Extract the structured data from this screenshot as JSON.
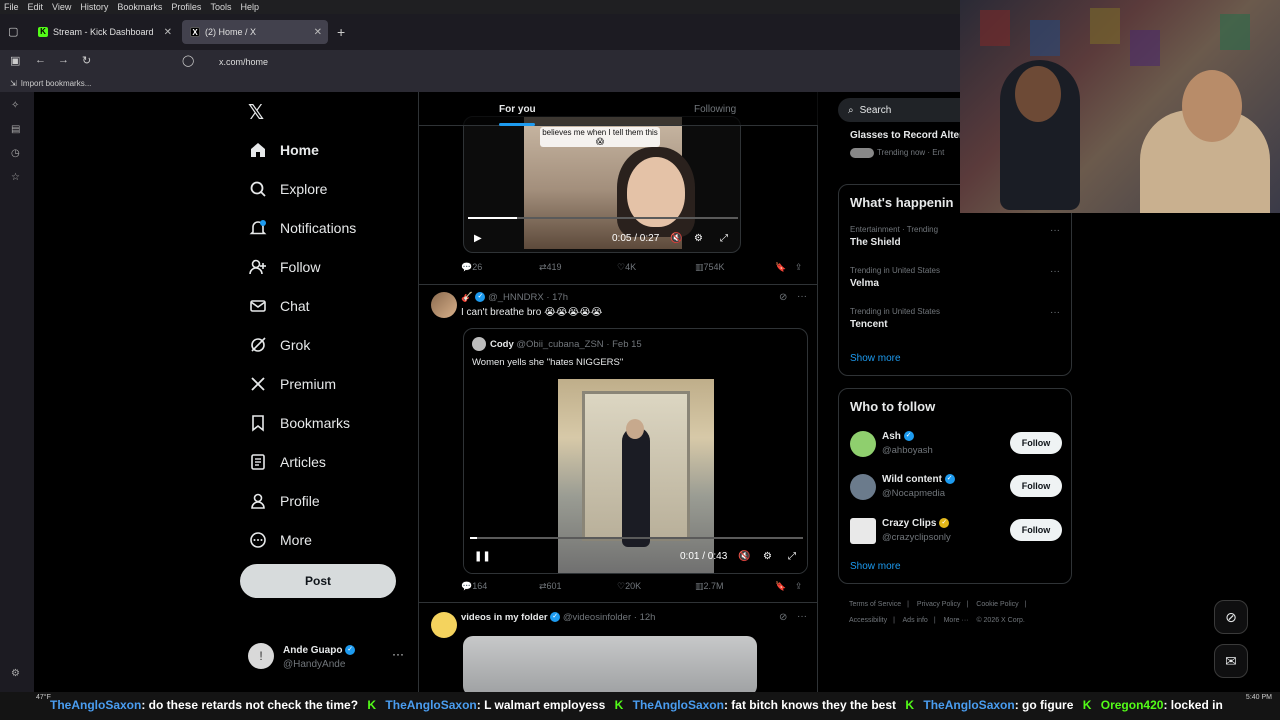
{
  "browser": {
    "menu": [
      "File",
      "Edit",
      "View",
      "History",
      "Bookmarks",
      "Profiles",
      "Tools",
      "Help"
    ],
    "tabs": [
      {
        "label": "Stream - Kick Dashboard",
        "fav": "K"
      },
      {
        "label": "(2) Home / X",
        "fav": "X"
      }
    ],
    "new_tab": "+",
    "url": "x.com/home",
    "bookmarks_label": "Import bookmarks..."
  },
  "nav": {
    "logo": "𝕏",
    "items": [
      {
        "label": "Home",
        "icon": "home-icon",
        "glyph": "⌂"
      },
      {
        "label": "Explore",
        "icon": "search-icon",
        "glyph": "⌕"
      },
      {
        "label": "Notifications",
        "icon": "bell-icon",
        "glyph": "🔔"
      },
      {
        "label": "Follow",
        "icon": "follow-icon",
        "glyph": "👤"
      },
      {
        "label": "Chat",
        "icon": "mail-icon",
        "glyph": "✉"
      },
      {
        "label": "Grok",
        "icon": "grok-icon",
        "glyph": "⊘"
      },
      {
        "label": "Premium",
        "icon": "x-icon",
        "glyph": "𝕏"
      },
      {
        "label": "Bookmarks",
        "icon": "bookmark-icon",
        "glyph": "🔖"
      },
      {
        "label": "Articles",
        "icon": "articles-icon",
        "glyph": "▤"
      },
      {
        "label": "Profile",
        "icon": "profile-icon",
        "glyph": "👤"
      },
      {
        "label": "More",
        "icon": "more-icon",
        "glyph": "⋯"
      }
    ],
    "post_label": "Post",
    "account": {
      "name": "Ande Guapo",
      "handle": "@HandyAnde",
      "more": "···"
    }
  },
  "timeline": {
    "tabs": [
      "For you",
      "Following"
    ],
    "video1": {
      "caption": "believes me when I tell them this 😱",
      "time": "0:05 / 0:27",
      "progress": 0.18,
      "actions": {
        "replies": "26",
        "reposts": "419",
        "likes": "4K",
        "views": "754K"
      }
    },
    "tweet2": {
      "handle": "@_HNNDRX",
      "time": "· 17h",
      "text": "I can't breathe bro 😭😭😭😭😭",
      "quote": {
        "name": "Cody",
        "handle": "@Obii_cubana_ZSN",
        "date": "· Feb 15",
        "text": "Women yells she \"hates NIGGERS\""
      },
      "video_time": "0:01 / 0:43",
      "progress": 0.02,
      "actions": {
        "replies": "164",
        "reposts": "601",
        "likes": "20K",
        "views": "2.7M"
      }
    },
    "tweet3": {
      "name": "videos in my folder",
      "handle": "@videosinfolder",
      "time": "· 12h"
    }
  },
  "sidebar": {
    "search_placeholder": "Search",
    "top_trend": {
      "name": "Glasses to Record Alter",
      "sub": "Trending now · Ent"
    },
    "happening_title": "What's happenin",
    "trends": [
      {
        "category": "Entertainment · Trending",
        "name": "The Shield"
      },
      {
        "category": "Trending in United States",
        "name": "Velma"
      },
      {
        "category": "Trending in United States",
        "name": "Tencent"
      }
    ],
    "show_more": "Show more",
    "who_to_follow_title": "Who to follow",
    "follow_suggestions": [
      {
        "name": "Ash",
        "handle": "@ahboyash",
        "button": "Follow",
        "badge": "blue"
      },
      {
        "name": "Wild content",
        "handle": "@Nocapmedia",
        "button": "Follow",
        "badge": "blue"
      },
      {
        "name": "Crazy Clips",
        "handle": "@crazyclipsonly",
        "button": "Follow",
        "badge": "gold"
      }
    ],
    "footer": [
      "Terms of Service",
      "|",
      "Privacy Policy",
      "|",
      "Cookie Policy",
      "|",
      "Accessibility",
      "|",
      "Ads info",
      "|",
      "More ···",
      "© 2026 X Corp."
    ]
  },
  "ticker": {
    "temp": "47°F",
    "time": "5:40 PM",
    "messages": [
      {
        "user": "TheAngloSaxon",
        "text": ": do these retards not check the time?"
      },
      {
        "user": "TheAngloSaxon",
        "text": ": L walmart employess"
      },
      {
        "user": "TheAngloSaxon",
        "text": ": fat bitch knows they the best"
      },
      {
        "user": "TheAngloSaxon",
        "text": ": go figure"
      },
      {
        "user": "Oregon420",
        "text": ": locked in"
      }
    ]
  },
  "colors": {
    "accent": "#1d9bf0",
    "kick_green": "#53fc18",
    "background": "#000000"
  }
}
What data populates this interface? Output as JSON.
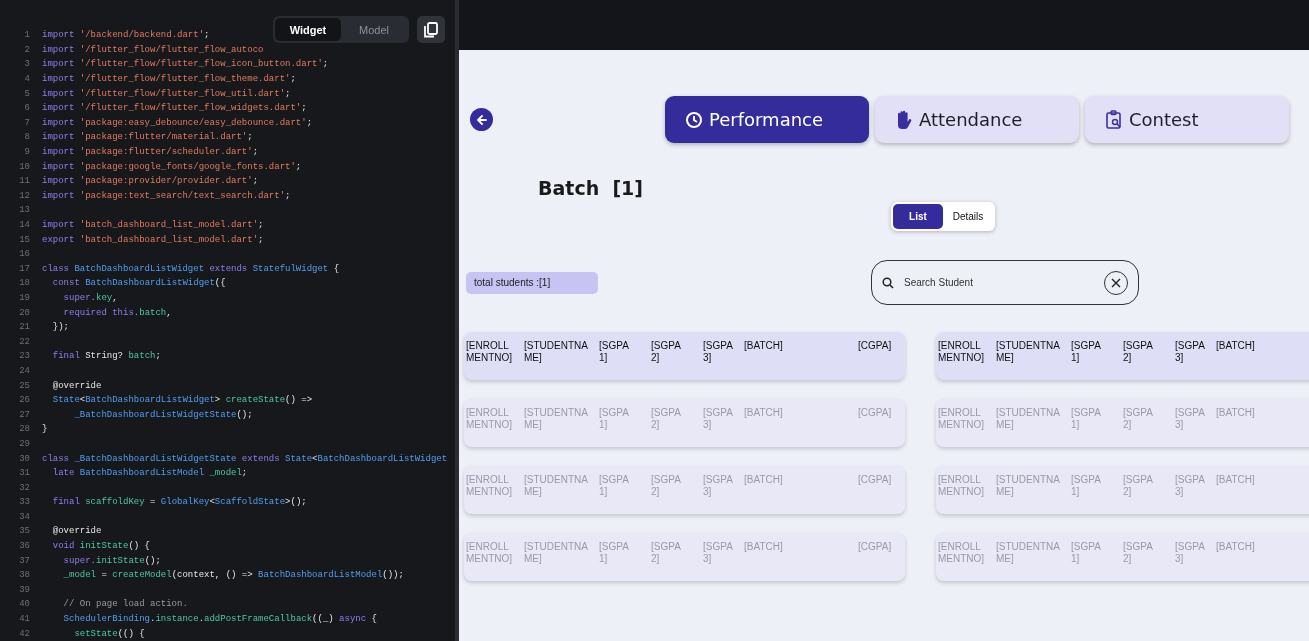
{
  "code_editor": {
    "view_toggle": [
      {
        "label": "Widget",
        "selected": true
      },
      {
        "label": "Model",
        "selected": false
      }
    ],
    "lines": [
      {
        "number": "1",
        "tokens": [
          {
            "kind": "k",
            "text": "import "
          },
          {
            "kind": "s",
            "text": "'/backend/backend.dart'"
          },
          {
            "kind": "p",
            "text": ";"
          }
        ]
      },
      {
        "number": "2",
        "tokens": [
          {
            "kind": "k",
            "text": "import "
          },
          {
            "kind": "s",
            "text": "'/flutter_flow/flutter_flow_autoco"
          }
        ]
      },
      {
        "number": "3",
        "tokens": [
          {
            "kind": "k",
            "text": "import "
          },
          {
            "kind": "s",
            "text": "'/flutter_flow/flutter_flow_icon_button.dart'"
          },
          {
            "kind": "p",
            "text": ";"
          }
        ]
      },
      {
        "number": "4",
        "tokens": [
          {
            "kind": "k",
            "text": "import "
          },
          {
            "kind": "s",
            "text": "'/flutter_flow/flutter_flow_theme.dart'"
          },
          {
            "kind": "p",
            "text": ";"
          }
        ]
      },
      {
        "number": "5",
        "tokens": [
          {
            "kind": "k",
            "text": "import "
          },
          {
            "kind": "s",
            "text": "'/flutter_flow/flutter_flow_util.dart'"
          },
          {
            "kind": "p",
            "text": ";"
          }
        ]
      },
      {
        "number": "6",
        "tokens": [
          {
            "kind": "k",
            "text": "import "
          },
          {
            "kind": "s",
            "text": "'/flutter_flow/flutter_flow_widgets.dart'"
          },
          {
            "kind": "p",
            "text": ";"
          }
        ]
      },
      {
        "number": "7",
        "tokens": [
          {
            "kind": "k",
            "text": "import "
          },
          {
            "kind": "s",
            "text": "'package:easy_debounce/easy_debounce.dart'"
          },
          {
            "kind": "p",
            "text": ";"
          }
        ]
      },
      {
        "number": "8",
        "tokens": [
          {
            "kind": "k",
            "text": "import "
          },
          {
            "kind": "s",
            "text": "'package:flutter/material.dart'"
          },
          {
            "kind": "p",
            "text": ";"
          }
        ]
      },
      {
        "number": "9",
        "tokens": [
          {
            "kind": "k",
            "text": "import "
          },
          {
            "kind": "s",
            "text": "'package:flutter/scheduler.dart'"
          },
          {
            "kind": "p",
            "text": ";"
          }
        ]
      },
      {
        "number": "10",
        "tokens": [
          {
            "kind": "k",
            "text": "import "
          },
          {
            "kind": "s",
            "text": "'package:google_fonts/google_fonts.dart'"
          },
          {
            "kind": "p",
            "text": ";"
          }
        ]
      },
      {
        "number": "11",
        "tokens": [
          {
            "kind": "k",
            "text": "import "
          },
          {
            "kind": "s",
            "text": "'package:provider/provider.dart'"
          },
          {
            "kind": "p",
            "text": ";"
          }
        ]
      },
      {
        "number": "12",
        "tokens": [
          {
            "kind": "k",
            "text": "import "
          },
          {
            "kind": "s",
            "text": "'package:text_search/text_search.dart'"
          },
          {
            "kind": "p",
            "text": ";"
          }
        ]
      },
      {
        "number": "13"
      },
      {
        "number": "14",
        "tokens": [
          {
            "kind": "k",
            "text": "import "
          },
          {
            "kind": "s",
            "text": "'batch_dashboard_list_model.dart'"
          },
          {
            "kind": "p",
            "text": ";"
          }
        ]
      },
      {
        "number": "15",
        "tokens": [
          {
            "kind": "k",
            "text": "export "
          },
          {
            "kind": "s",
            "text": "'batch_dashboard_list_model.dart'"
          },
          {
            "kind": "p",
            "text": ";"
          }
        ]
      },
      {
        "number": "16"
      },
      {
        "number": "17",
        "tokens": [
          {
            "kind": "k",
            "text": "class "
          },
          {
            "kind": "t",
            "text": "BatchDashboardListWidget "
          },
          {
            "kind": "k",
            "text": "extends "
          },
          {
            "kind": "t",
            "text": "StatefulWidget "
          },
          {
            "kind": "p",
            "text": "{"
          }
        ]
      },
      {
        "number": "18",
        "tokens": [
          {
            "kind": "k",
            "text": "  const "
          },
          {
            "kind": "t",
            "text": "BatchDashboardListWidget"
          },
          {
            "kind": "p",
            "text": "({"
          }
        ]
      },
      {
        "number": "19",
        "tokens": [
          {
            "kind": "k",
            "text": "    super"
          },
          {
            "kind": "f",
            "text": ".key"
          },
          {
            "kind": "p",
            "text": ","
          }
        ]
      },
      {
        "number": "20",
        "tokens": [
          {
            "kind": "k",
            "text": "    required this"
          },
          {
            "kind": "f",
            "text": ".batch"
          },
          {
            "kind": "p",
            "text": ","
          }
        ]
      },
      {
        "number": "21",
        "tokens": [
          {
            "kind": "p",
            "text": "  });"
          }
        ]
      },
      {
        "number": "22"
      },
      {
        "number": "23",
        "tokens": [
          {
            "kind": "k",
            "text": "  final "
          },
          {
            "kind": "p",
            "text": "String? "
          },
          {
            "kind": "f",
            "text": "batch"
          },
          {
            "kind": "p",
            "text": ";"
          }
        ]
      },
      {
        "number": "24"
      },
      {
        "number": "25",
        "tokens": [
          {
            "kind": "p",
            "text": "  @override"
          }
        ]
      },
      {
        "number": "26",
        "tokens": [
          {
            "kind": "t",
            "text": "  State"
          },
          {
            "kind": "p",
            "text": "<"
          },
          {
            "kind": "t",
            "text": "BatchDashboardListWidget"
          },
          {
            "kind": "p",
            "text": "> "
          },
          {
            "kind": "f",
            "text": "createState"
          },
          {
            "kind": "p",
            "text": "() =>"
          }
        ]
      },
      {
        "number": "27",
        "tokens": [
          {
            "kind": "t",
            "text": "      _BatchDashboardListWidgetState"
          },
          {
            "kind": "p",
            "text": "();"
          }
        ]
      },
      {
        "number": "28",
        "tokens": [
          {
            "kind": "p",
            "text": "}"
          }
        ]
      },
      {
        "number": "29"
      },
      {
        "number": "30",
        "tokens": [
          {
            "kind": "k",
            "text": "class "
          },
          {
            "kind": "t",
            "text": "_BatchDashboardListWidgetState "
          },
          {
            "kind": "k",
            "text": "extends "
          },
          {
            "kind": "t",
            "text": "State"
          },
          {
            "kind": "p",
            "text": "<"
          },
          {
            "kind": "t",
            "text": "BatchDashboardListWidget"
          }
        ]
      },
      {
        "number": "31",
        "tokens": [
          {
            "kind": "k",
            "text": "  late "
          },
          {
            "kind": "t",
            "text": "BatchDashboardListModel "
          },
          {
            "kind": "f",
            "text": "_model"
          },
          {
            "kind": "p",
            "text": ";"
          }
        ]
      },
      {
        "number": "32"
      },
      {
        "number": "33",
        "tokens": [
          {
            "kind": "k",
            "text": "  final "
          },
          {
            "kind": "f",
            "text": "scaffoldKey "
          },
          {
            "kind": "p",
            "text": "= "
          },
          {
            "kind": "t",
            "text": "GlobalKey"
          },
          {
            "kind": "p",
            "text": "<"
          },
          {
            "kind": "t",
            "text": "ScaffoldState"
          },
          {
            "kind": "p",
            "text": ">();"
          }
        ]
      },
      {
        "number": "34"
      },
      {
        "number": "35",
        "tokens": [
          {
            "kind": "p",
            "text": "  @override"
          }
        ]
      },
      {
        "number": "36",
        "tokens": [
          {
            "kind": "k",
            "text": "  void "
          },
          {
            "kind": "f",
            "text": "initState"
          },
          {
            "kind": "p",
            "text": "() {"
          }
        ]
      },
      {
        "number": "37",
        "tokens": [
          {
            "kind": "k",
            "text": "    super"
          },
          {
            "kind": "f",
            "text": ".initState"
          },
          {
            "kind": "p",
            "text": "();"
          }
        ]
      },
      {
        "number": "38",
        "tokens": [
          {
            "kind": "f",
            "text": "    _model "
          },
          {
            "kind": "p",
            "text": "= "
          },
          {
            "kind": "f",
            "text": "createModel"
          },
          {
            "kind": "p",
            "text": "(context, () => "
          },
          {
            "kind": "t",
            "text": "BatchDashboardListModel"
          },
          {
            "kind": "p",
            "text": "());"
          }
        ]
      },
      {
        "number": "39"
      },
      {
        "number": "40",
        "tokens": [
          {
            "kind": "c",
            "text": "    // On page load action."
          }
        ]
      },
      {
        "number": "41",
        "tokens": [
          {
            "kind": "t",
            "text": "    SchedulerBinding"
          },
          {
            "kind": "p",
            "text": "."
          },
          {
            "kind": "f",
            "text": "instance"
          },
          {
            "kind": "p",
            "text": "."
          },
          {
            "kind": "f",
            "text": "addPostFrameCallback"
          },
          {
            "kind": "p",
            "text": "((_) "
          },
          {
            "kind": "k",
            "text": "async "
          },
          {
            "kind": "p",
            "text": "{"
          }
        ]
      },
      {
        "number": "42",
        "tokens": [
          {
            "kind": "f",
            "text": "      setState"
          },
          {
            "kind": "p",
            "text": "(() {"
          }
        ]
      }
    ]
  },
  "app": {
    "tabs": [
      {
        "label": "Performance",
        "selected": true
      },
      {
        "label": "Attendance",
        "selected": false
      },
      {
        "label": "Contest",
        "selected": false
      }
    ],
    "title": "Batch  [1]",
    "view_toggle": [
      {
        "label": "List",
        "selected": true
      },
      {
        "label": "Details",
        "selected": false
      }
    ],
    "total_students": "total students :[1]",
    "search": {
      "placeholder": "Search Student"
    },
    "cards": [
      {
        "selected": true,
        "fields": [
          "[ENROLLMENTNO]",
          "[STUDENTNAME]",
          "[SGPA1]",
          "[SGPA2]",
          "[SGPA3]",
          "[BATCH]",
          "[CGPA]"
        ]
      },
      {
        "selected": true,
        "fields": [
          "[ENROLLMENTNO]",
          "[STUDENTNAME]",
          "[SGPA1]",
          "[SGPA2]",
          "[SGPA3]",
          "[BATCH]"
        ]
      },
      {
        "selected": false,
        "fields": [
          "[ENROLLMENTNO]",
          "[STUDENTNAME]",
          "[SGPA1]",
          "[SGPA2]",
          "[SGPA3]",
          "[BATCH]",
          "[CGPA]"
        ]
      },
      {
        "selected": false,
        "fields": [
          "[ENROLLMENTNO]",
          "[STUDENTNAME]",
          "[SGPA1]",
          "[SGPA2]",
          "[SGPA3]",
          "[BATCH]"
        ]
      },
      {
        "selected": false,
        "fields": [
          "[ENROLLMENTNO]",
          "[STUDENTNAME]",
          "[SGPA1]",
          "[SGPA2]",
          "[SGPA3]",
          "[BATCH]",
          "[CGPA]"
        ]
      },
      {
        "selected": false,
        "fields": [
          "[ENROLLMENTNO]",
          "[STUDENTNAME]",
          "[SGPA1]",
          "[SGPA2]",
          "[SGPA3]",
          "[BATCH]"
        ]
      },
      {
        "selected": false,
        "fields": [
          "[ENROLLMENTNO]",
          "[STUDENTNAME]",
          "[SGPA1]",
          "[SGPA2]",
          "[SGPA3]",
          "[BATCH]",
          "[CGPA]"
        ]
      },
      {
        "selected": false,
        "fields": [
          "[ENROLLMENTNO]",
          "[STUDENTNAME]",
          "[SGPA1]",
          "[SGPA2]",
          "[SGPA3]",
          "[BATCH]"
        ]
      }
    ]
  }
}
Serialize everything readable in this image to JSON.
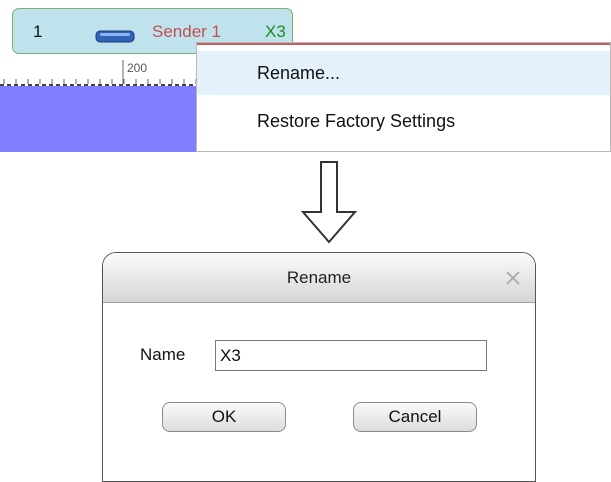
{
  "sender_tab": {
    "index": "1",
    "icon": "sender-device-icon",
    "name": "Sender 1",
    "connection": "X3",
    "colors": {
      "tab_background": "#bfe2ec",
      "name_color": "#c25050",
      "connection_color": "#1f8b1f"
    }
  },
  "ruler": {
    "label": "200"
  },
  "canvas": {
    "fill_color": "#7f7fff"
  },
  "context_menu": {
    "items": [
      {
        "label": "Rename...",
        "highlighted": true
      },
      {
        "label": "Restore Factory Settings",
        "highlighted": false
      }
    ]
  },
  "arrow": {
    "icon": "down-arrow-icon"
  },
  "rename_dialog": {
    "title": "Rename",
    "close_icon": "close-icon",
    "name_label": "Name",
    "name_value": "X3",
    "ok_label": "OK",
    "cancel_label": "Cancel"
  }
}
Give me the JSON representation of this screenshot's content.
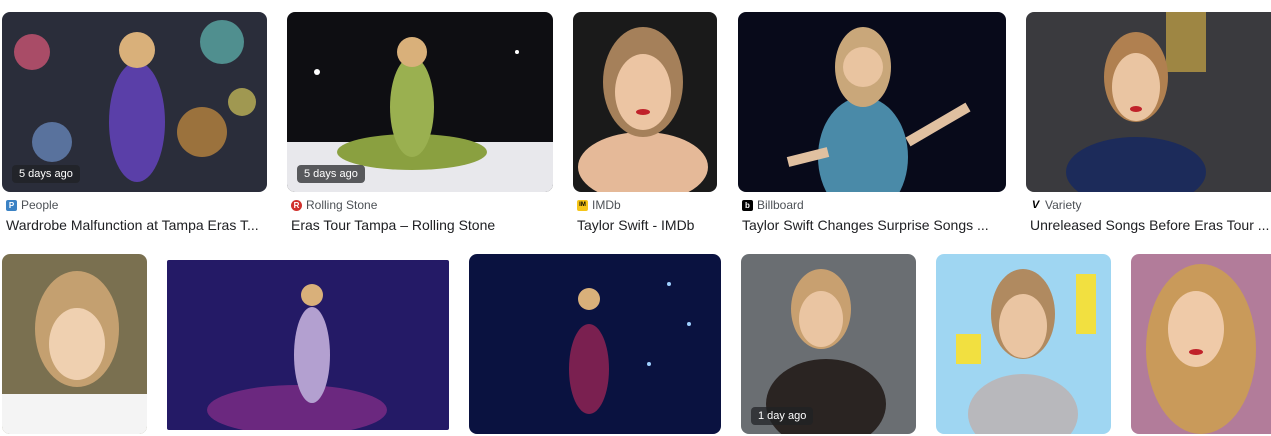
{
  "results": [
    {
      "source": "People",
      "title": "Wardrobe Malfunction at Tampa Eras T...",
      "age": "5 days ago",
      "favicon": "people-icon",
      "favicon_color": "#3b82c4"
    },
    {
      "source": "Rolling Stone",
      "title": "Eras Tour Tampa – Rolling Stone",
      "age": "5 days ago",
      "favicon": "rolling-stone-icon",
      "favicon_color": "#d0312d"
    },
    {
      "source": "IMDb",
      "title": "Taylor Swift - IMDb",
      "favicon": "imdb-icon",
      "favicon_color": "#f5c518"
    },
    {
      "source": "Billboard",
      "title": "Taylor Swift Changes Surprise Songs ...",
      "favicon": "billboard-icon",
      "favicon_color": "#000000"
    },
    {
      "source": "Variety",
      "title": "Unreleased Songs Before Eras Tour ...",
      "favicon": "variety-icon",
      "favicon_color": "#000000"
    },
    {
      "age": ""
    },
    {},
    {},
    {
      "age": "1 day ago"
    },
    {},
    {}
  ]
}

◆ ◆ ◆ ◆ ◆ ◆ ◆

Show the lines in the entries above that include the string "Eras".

→ Task solution
      "title": "Wardrobe Malfunction at Tampa Eras T...",
      "title": "Eras Tour Tampa – Rolling Stone",
      "title": "Unreleased Songs Before Eras Tour ...",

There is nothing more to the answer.